To deduct writing expenses that exceed your writing income, you must convince the IRS that you are writing to make a profit rather than as a hobby. There are two ways to do this.
If you make a profit three out of five consecutive years, the IRS will presume you are writing to make a profit and will allow you to deduct the excess expenses in the losing years. If your crystal ball says you will have that kind of success, go for it.
Most of us can't predict whether we will meet the presumption, though. So there's a second way to show the IRS that we are writing to make a profit: treat writing like a business. Here are some tips on how to do that.
- Follow established accounting and recordkeeping practices and comply with legal requirements. You should maintain detailed records of your writing income and expenses and keep them separate from your personal finances. It also helps to have an annual budget, a business plan, and records of non-financial activities (e.g., a submissions log). If you sell your books at speeches or fairs or from the trunk of your car, make sure you have the necessary business licenses and pay sales taxes to the state.
- Gain the expertise to succeed as a writer. This has two prongs: training and expertise in writing itself (e.g., attending writers' conferences) and expertise in the subject you are writing about (research, research, research).
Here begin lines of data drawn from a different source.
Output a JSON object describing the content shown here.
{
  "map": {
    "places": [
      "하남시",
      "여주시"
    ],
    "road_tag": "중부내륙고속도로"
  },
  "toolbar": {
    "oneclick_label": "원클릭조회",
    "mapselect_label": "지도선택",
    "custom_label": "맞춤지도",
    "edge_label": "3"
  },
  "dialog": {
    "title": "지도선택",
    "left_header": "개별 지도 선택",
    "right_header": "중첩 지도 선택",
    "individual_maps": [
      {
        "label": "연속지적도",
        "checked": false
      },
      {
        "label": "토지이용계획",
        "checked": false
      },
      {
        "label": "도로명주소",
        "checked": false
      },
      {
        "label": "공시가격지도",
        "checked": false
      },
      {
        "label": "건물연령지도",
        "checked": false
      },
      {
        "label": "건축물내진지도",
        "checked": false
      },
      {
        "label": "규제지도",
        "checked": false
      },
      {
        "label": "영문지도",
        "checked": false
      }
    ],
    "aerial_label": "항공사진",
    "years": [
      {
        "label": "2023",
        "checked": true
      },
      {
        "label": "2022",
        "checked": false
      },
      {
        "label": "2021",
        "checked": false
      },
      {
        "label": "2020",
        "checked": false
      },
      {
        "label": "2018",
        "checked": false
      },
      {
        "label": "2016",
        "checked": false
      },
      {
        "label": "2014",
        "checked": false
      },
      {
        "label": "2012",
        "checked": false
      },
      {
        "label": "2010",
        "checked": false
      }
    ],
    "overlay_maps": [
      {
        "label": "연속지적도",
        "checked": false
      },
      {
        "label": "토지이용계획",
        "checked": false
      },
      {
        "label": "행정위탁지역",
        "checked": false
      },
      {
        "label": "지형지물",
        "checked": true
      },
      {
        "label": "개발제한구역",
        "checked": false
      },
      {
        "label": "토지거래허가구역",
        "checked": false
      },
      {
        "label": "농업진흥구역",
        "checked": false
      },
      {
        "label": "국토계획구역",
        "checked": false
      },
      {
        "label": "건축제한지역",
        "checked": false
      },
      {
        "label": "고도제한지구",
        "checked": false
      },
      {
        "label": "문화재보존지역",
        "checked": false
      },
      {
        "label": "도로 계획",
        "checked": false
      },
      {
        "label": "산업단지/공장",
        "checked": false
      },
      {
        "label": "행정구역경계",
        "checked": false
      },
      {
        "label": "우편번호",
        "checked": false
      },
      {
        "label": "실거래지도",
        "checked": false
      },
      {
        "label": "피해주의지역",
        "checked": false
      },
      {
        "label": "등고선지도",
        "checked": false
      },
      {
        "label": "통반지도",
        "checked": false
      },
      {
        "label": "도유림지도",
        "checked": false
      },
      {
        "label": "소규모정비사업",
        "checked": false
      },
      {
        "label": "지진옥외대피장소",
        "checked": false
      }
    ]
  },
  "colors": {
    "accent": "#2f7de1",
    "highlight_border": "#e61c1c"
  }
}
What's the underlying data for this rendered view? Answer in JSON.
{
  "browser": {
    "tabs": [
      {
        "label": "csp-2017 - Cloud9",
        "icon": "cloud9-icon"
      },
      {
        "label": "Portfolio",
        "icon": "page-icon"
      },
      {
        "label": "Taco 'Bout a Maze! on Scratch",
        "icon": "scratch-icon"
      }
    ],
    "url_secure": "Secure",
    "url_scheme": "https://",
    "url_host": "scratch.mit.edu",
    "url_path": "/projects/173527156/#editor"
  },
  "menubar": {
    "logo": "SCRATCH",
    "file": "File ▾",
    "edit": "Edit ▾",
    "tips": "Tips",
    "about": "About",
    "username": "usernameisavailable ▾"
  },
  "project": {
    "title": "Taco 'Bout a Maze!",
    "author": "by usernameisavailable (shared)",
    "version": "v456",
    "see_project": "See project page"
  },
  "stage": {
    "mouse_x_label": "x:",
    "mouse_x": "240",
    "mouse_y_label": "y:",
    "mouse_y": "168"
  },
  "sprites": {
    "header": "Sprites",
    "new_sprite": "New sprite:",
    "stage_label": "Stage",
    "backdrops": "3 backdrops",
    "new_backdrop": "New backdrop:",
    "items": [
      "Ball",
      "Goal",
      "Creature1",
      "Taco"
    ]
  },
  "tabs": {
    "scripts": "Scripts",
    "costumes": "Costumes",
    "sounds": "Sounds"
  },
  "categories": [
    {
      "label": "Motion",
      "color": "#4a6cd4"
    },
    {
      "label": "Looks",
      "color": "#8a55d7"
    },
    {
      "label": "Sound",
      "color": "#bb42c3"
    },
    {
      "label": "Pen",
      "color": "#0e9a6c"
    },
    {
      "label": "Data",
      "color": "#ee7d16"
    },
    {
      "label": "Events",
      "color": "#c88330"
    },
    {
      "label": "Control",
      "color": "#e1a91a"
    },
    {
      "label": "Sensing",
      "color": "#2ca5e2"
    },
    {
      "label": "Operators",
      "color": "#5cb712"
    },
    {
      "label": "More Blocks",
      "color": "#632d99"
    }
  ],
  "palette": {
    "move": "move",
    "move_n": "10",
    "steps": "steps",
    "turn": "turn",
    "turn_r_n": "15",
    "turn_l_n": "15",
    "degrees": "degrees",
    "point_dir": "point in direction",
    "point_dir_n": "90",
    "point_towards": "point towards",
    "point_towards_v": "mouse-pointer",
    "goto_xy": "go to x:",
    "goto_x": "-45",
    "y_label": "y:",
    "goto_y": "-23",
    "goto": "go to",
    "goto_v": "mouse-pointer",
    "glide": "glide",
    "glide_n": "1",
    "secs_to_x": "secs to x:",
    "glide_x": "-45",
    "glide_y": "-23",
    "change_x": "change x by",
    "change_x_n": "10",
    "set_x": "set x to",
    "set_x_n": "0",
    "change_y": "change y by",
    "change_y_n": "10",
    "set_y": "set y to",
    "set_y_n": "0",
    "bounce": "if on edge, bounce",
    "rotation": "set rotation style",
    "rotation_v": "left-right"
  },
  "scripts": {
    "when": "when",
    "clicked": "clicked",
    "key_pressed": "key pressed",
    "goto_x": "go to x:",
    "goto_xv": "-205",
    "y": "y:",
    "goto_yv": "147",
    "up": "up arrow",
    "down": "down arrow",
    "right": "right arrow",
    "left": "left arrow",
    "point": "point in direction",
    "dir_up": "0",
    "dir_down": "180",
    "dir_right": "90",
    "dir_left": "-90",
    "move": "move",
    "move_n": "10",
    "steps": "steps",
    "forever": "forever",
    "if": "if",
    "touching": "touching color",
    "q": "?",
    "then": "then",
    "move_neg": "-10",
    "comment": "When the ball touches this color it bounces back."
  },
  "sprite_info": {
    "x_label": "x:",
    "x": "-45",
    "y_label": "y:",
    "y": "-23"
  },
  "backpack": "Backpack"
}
- Write regularly.
- Submit your work to paying markets. It's okay to submit to non-paying ones occasionally, especially if you do it to gain exposure, but you should concentrate your efforts on paying markets.
- Don't avoid the parts that aren't fun. For me, this means spending time on promotion.
- Write only when the spirit moves you. (The converse of "write regularly.")
- Write, but don't submit.
- Publish, but don't promote. This is especially true if you self-publish. If you use a traditional publisher, it is one of the factors the IRS will consider.
Kathryn Page Camp